Return all of the lines below exactly as they are.

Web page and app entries
[Start of Attachment]

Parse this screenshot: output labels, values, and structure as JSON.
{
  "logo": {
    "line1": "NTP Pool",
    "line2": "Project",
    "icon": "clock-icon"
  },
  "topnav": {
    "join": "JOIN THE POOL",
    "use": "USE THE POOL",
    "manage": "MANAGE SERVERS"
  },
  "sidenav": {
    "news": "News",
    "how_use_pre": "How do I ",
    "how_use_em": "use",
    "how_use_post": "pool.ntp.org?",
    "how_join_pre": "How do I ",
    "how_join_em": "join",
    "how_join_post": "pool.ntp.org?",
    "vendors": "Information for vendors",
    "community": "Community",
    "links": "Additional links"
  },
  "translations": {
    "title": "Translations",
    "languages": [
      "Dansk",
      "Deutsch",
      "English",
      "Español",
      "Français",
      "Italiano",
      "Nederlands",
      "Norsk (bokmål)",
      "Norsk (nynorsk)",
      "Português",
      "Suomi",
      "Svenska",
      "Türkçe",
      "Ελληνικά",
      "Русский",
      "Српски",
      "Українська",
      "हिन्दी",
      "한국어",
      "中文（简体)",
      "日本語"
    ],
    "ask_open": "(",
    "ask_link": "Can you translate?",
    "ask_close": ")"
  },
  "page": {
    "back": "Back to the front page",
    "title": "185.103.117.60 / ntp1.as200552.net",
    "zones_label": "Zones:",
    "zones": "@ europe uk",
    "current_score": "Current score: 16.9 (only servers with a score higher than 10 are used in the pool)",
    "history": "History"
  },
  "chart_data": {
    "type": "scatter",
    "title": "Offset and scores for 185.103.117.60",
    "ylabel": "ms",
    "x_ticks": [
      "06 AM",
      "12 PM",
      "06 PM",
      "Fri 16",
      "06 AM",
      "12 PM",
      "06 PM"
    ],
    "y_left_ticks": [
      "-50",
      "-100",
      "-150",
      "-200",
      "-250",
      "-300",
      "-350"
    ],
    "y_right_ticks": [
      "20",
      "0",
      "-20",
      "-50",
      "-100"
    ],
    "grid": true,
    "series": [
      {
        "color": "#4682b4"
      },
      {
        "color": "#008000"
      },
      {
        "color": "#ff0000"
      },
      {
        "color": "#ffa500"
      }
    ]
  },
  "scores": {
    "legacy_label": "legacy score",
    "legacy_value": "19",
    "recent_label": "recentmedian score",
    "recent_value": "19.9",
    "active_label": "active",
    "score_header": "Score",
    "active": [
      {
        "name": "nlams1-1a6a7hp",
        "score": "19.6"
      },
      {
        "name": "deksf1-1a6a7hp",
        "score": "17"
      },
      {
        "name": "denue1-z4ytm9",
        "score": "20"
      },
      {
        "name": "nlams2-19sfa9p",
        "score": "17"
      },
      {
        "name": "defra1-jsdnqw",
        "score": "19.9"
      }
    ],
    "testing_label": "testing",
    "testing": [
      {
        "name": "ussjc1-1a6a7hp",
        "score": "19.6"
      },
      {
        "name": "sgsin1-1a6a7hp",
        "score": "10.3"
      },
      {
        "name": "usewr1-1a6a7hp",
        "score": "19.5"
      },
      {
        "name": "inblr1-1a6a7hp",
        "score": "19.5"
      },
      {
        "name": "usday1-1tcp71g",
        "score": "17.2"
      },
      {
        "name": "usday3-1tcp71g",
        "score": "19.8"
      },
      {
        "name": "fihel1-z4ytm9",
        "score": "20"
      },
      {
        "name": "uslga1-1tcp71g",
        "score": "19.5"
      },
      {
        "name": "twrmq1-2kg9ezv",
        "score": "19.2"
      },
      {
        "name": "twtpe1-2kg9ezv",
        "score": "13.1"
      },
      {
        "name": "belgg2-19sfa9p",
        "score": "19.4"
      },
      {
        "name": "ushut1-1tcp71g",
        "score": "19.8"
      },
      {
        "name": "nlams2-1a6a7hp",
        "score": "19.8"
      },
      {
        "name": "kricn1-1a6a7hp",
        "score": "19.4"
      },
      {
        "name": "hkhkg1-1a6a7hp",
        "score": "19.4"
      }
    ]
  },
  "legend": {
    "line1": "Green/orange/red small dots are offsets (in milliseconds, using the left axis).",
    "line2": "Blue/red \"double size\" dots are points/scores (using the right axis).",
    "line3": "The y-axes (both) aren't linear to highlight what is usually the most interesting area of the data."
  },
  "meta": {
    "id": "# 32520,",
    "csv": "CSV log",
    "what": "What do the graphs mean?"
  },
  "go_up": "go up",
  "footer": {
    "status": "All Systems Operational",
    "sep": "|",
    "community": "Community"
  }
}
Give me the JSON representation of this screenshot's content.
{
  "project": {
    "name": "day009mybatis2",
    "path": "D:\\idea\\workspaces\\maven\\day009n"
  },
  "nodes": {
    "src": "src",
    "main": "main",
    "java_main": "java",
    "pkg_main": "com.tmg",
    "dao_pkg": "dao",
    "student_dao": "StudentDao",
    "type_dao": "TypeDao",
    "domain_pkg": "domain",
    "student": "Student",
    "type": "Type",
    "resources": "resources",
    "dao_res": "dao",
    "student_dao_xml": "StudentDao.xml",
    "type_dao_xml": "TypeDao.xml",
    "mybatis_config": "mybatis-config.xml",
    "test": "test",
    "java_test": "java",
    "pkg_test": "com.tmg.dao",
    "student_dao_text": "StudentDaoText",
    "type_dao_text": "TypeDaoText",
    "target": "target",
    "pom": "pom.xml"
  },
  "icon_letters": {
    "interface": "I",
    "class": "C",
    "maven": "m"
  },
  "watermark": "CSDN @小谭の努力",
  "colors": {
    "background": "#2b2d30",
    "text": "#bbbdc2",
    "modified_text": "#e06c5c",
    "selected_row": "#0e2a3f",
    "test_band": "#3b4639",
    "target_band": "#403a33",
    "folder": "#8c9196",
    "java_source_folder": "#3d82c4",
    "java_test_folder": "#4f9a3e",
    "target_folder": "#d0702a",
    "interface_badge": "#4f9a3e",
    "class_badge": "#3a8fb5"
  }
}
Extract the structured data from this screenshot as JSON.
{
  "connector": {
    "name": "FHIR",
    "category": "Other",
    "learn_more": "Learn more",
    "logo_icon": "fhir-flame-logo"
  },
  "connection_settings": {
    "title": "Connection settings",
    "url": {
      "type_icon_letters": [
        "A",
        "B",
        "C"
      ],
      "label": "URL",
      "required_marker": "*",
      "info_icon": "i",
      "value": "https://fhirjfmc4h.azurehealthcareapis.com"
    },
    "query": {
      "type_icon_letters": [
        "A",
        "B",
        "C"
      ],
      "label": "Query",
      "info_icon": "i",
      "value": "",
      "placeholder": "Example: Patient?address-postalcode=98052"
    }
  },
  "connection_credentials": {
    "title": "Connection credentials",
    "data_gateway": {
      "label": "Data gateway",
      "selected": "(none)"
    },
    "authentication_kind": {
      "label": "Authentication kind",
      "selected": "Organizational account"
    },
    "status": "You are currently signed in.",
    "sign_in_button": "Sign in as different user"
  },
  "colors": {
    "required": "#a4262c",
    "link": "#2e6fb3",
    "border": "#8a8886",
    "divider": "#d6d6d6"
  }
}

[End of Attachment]

• **RESPONSE AREA**:
Parse this screenshot: output labels, values, and structure as JSON.
{
  "logo": {
    "line1": "NTP Pool",
    "line2": "Project",
    "icon": "clock-icon"
  },
  "topnav": {
    "join": "JOIN THE POOL",
    "use": "USE THE POOL",
    "manage": "MANAGE SERVERS"
  },
  "sidenav": {
    "news": "News",
    "how_use_pre": "How do I ",
    "how_use_em": "use",
    "how_use_post": "pool.ntp.org?",
    "how_join_pre": "How do I ",
    "how_join_em": "join",
    "how_join_post": "pool.ntp.org?",
    "vendors": "Information for vendors",
    "community": "Community",
    "links": "Additional links"
  },
  "translations": {
    "title": "Translations",
    "languages": [
      "Dansk",
      "Deutsch",
      "English",
      "Español",
      "Français",
      "Italiano",
      "Nederlands",
      "Norsk (bokmål)",
      "Norsk (nynorsk)",
      "Português",
      "Suomi",
      "Svenska",
      "Türkçe",
      "Ελληνικά",
      "Русский",
      "Српски",
      "Українська",
      "हिन्दी",
      "한국어",
      "中文（简体)",
      "日本語"
    ],
    "ask_open": "(",
    "ask_link": "Can you translate?",
    "ask_close": ")"
  },
  "page": {
    "back": "Back to the front page",
    "title": "185.103.117.60 / ntp1.as200552.net",
    "zones_label": "Zones:",
    "zones": "@ europe uk",
    "current_score": "Current score: 16.9 (only servers with a score higher than 10 are used in the pool)",
    "history": "History"
  },
  "chart_data": {
    "type": "scatter",
    "title": "Offset and scores for 185.103.117.60",
    "ylabel": "ms",
    "x_ticks": [
      "06 AM",
      "12 PM",
      "06 PM",
      "Fri 16",
      "06 AM",
      "12 PM",
      "06 PM"
    ],
    "y_left_ticks": [
      "-50",
      "-100",
      "-150",
      "-200",
      "-250",
      "-300",
      "-350"
    ],
    "y_right_ticks": [
      "20",
      "0",
      "-20",
      "-50",
      "-100"
    ],
    "grid": true,
    "series": [
      {
        "color": "#4682b4"
      },
      {
        "color": "#008000"
      },
      {
        "color": "#ff0000"
      },
      {
        "color": "#ffa500"
      }
    ]
  },
  "scores": {
    "legacy_label": "legacy score",
    "legacy_value": "19",
    "recent_label": "recentmedian score",
    "recent_value": "19.9",
    "active_label": "active",
    "score_header": "Score",
    "active": [
      {
        "name": "nlams1-1a6a7hp",
        "score": "19.6"
      },
      {
        "name": "deksf1-1a6a7hp",
        "score": "17"
      },
      {
        "name": "denue1-z4ytm9",
        "score": "20"
      },
      {
        "name": "nlams2-19sfa9p",
        "score": "17"
      },
      {
        "name": "defra1-jsdnqw",
        "score": "19.9"
      }
    ],
    "testing_label": "testing",
    "testing": [
      {
        "name": "ussjc1-1a6a7hp",
        "score": "19.6"
      },
      {
        "name": "sgsin1-1a6a7hp",
        "score": "10.3"
      },
      {
        "name": "usewr1-1a6a7hp",
        "score": "19.5"
      },
      {
        "name": "inblr1-1a6a7hp",
        "score": "19.5"
      },
      {
        "name": "usday1-1tcp71g",
        "score": "17.2"
      },
      {
        "name": "usday3-1tcp71g",
        "score": "19.8"
      },
      {
        "name": "fihel1-z4ytm9",
        "score": "20"
      },
      {
        "name": "uslga1-1tcp71g",
        "score": "19.5"
      },
      {
        "name": "twrmq1-2kg9ezv",
        "score": "19.2"
      },
      {
        "name": "twtpe1-2kg9ezv",
        "score": "13.1"
      },
      {
        "name": "belgg2-19sfa9p",
        "score": "19.4"
      },
      {
        "name": "ushut1-1tcp71g",
        "score": "19.8"
      },
      {
        "name": "nlams2-1a6a7hp",
        "score": "19.8"
      },
      {
        "name": "kricn1-1a6a7hp",
        "score": "19.4"
      },
      {
        "name": "hkhkg1-1a6a7hp",
        "score": "19.4"
      }
    ]
  },
  "legend": {
    "line1": "Green/orange/red small dots are offsets (in milliseconds, using the left axis).",
    "line2": "Blue/red \"double size\" dots are points/scores (using the right axis).",
    "line3": "The y-axes (both) aren't linear to highlight what is usually the most interesting area of the data."
  },
  "meta": {
    "id": "# 32520,",
    "csv": "CSV log",
    "what": "What do the graphs mean?"
  },
  "go_up": "go up",
  "footer": {
    "status": "All Systems Operational",
    "sep": "|",
    "community": "Community"
  }
}
Give me the JSON representation of this screenshot's content.
{
  "project": {
    "name": "day009mybatis2",
    "path": "D:\\idea\\workspaces\\maven\\day009n"
  },
  "nodes": {
    "src": "src",
    "main": "main",
    "java_main": "java",
    "pkg_main": "com.tmg",
    "dao_pkg": "dao",
    "student_dao": "StudentDao",
    "type_dao": "TypeDao",
    "domain_pkg": "domain",
    "student": "Student",
    "type": "Type",
    "resources": "resources",
    "dao_res": "dao",
    "student_dao_xml": "StudentDao.xml",
    "type_dao_xml": "TypeDao.xml",
    "mybatis_config": "mybatis-config.xml",
    "test": "test",
    "java_test": "java",
    "pkg_test": "com.tmg.dao",
    "student_dao_text": "StudentDaoText",
    "type_dao_text": "TypeDaoText",
    "target": "target",
    "pom": "pom.xml"
  },
  "icon_letters": {
    "interface": "I",
    "class": "C",
    "maven": "m"
  },
  "watermark": "CSDN @小谭の努力",
  "colors": {
    "background": "#2b2d30",
    "text": "#bbbdc2",
    "modified_text": "#e06c5c",
    "selected_row": "#0e2a3f",
    "test_band": "#3b4639",
    "target_band": "#403a33",
    "folder": "#8c9196",
    "java_source_folder": "#3d82c4",
    "java_test_folder": "#4f9a3e",
    "target_folder": "#d0702a",
    "interface_badge": "#4f9a3e",
    "class_badge": "#3a8fb5"
  }
}
Extract the structured data from this screenshot as JSON.
{
  "connector": {
    "name": "FHIR",
    "category": "Other",
    "learn_more": "Learn more",
    "logo_icon": "fhir-flame-logo"
  },
  "connection_settings": {
    "title": "Connection settings",
    "url": {
      "type_icon_letters": [
        "A",
        "B",
        "C"
      ],
      "label": "URL",
      "required_marker": "*",
      "info_icon": "i",
      "value": "https://fhirjfmc4h.azurehealthcareapis.com"
    },
    "query": {
      "type_icon_letters": [
        "A",
        "B",
        "C"
      ],
      "label": "Query",
      "info_icon": "i",
      "value": "",
      "placeholder": "Example: Patient?address-postalcode=98052"
    }
  },
  "connection_credentials": {
    "title": "Connection credentials",
    "data_gateway": {
      "label": "Data gateway",
      "selected": "(none)"
    },
    "authentication_kind": {
      "label": "Authentication kind",
      "selected": "Organizational account"
    },
    "status": "You are currently signed in.",
    "sign_in_button": "Sign in as different user"
  },
  "colors": {
    "required": "#a4262c",
    "link": "#2e6fb3",
    "border": "#8a8886",
    "divider": "#d6d6d6"
  }
}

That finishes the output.